University of Chicago

  • The universe as we know it is made up of three spatial dimensions, right? But some physics models suggest the existence of extra dimensions that we can’t perceive. In an effort to find evidence of these dimensions, researchers have studied gravitational waves and come up empty.
  • The Sun was far more active in its early years, but we only really know this from studying other similar stars. Now, researchers have found the fingerprints of this active young Sun in tiny, bright blue crystals preserved in meteorites from a collection at Chicago’s Field Museum.
  • ​There are already portable breathalyzers that let people put a number to their inebriation. However, what's a person to do if they want to receive a score on how high they are? Well, in the not-too-distant future, they could use the University of Chicago's "Am I Stoned" app.
  • The first intriguing findings have been released from the Dark Energy Survey, a project studying the mysterious force that seems to be accelerating the expansion of the universe. The study has discovered 11 new stellar streams, the remains of other galaxies that our own Milky Way has torn to shreds.
  • A team at the University of Chicago recently developed a process to deliver CRISPR-based gene therapy to mice via skin transplants. The technique was effective in treating diabetes, but potentially can be utilized for a wide variety of diseases.
  • The blue whale may be the largest animal ever, but new research has found it only claimed the title relatively recently. By comparing the bones of modern whales to fossils, a team of scientists has traced the growth spurt to about 4.5 million years ago, when climate change increased the food supply.

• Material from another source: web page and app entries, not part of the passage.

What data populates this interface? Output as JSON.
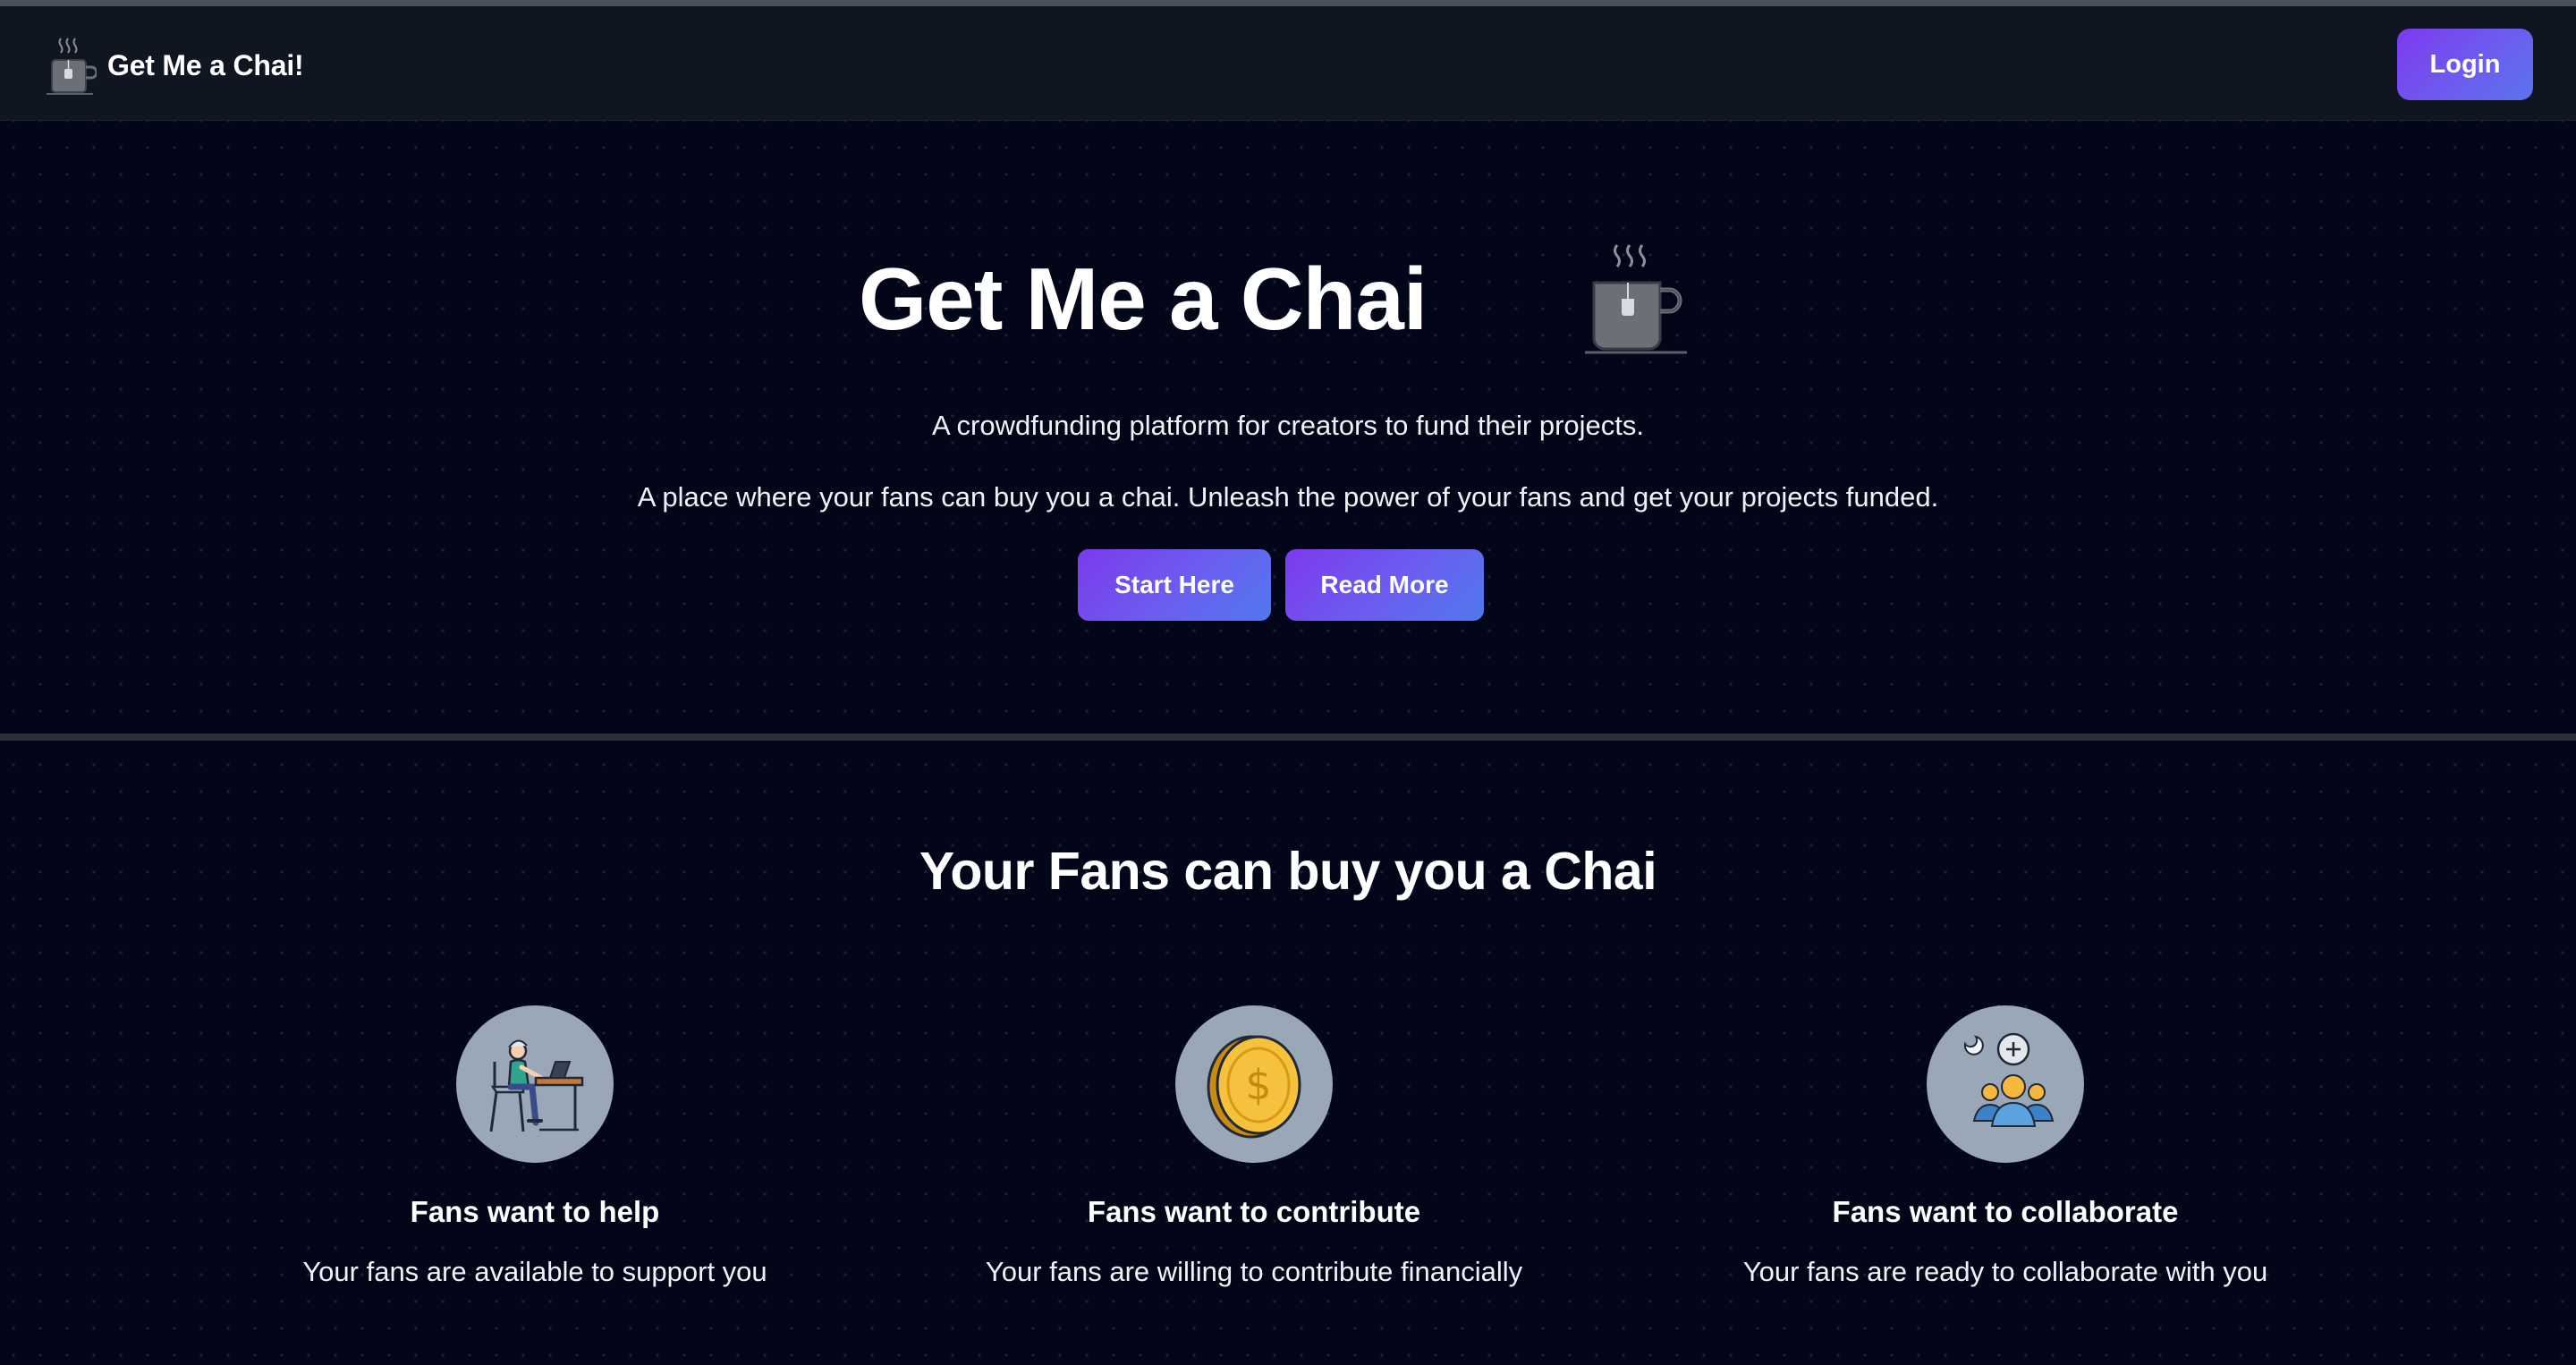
{
  "colors": {
    "background": "#030619",
    "navbar": "#101522",
    "accent_start": "#7c3aed",
    "accent_end": "#4f79ee",
    "divider": "#2b3038",
    "feature_circle": "#9aa7b6"
  },
  "navbar": {
    "logo_icon": "tea-cup-icon",
    "brand": "Get Me a Chai!",
    "login_label": "Login"
  },
  "hero": {
    "title": "Get Me a Chai",
    "icon": "tea-cup-icon",
    "line1": "A crowdfunding platform for creators to fund their projects.",
    "line2": "A place where your fans can buy you a chai. Unleash the power of your fans and get your projects funded.",
    "start_label": "Start Here",
    "read_more_label": "Read More"
  },
  "features_section": {
    "title": "Your Fans can buy you a Chai",
    "items": [
      {
        "icon": "person-at-desk-icon",
        "title": "Fans want to help",
        "description": "Your fans are available to support you"
      },
      {
        "icon": "dollar-coin-icon",
        "title": "Fans want to contribute",
        "description": "Your fans are willing to contribute financially"
      },
      {
        "icon": "group-collaborate-icon",
        "title": "Fans want to collaborate",
        "description": "Your fans are ready to collaborate with you"
      }
    ]
  }
}
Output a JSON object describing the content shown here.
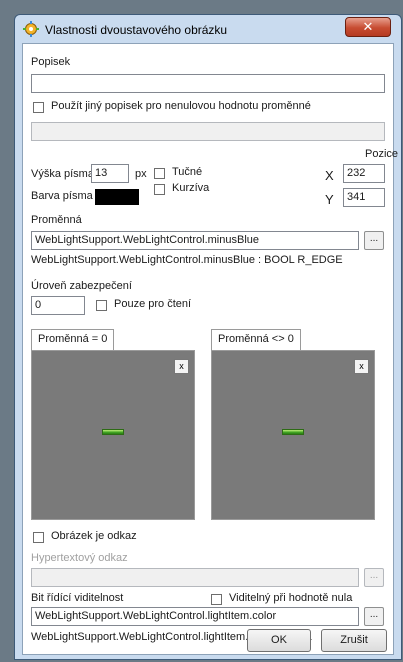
{
  "window": {
    "title": "Vlastnosti dvoustavového obrázku",
    "close_glyph": "✕",
    "icon": "app-gear-icon"
  },
  "label": {
    "caption": "Popisek",
    "value": "",
    "alt_checkbox_label": "Použít jiný popisek pro nenulovou hodnotu proměnné",
    "alt_checked": false,
    "alt_value": ""
  },
  "font": {
    "height_label": "Výška písma",
    "height_value": "13",
    "height_unit": "px",
    "color_label": "Barva písma",
    "color": "#000000",
    "bold_label": "Tučné",
    "bold_checked": false,
    "italic_label": "Kurzíva",
    "italic_checked": false
  },
  "position": {
    "caption": "Pozice",
    "x_label": "X",
    "x_value": "232",
    "y_label": "Y",
    "y_value": "341"
  },
  "variable": {
    "caption": "Proměnná",
    "value": "WebLightSupport.WebLightControl.minusBlue",
    "browse_label": "...",
    "info": "WebLightSupport.WebLightControl.minusBlue : BOOL R_EDGE"
  },
  "security": {
    "caption": "Úroveň zabezpečení",
    "value": "0",
    "readonly_label": "Pouze pro čtení",
    "readonly_checked": false
  },
  "images": {
    "tab_zero": "Proměnná = 0",
    "tab_nonzero": "Proměnná <> 0",
    "remove_glyph": "x",
    "background": "#7a7a7a",
    "indicator_color": "#3ea321"
  },
  "link": {
    "is_link_label": "Obrázek je odkaz",
    "is_link_checked": false,
    "hyperlink_caption": "Hypertextový odkaz",
    "hyperlink_value": "",
    "browse_label": "..."
  },
  "visibility": {
    "caption": "Bit řídící viditelnost",
    "visible_zero_label": "Viditelný při hodnotě nula",
    "visible_zero_checked": false,
    "value": "WebLightSupport.WebLightControl.lightItem.color",
    "browse_label": "...",
    "info": "WebLightSupport.WebLightControl.lightItem.color : BOOL"
  },
  "buttons": {
    "ok": "OK",
    "cancel": "Zrušit"
  }
}
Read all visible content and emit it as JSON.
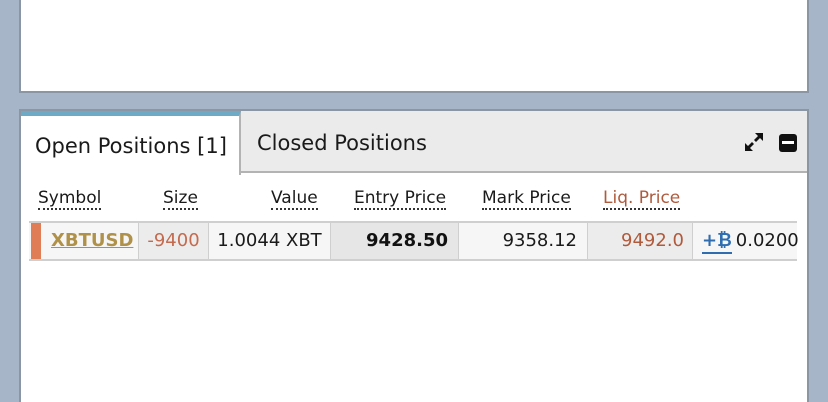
{
  "tabs": {
    "open_positions": "Open Positions [1]",
    "closed_positions": "Closed Positions"
  },
  "columns": {
    "symbol": "Symbol",
    "size": "Size",
    "value": "Value",
    "entry_price": "Entry Price",
    "mark_price": "Mark Price",
    "liq_price": "Liq. Price"
  },
  "position": {
    "symbol": "XBTUSD",
    "size": "-9400",
    "value": "1.0044 XBT",
    "entry_price": "9428.50",
    "mark_price": "9358.12",
    "liq_price": "9492.0",
    "margin_add_label": "+₿",
    "margin_value": "0.0200"
  },
  "icons": {
    "expand": "expand-icon",
    "minimize": "minimize-icon"
  },
  "colors": {
    "short_marker": "#e07c56",
    "active_tab_accent": "#6ea9c6",
    "symbol_link": "#b0914a",
    "negative": "#c46a4e",
    "liq_price": "#b05a3c",
    "margin_button": "#2f6db0"
  }
}
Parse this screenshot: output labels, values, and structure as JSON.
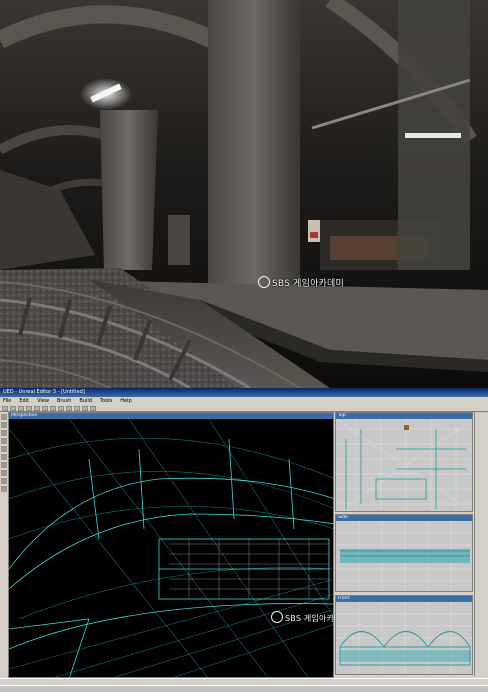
{
  "render": {
    "watermark": "SBS 게임아카데미"
  },
  "editor": {
    "window_title": "UED - Unreal Editor 3 - [Untitled]",
    "menu": [
      "File",
      "Edit",
      "View",
      "Brush",
      "Build",
      "Tools",
      "Help"
    ],
    "viewports": {
      "perspective": {
        "title": "Perspective",
        "watermark": "SBS 게임아카데미"
      },
      "top": {
        "title": "Top"
      },
      "side": {
        "title": "Side"
      },
      "front": {
        "title": "Front"
      }
    },
    "status": "",
    "taskbar": ""
  },
  "colors": {
    "wireframe": "#3fd8d8",
    "wire_dark": "#1e7a80",
    "ortho_bg": "#c8c8c8",
    "title_blue": "#3a6ea5"
  }
}
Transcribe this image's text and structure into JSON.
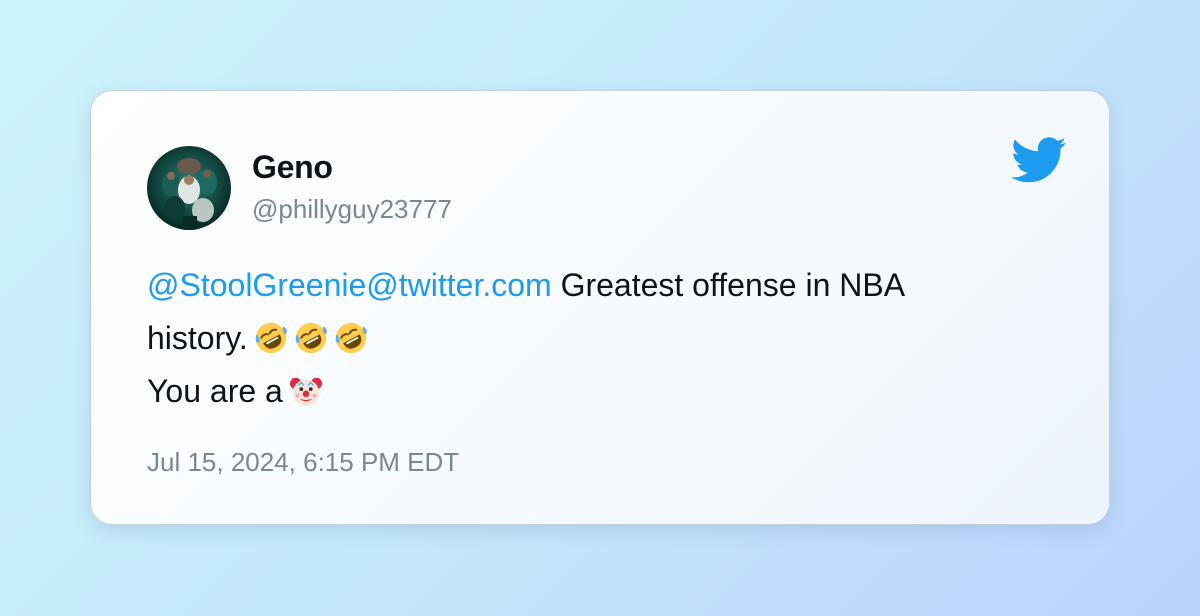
{
  "tweet": {
    "display_name": "Geno",
    "handle": "@phillyguy23777",
    "mention": "@StoolGreenie@twitter.com",
    "line1_text": " Greatest offense in NBA",
    "line2_text": "history.",
    "line3_text": "You are a",
    "timestamp": "Jul 15, 2024, 6:15 PM EDT"
  },
  "icons": {
    "brand": "twitter-bird-icon",
    "emojis": [
      "rolling-on-floor-laughing-emoji",
      "rolling-on-floor-laughing-emoji",
      "rolling-on-floor-laughing-emoji",
      "clown-face-emoji"
    ]
  },
  "colors": {
    "accent": "#1d9bf0",
    "text": "#0f1419",
    "muted": "#7b8791"
  }
}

  • ​Back in February, NASA announced seven Earth-sized exoplanets orbiting the red dwarf TRAPPIST-1. The system is one of our best bets for finding life beyond Earth, and new research suggests that life could jump between the tightly-packed planets in a matter of decades.
  • Sufferers of celiac disease have an intolerance to the dietary protein gluten, but what causes the condition isn’t fully understood. Researchers have found that a common virus could set the stage for the disease – and vaccinating against that virus could help prevent it from ever taking hold.
  • Science
    ​Levitation may look like magic, but there are a few scientific tricks behind it. Magnetic systems, optical levitation and acoustics only work with certain objects, but researchers at the University of Chicago have developed a method to levitate basically anything, using differences in temperature.
  • Science
    Despite evidence that land-based animals evolutionarily came from the sea, scientists still struggle to determine how fish eventually developed limbs. Now, a new study furthers our understanding of this evolution by shedding light on the relationship between fish fins and fingers.
  • ​A team of researchers has generated a new computer model that successfully simulates the mechanism driving impressive geyser eruptions observed taking place on the Saturnian moon Enceladus.
  • Scientists working at the University of Chicago and the Argonne National Laboratory claim to have entangled atomic nuclei at room temperature on a semiconductor chip, using the application of relatively small magnetic fields.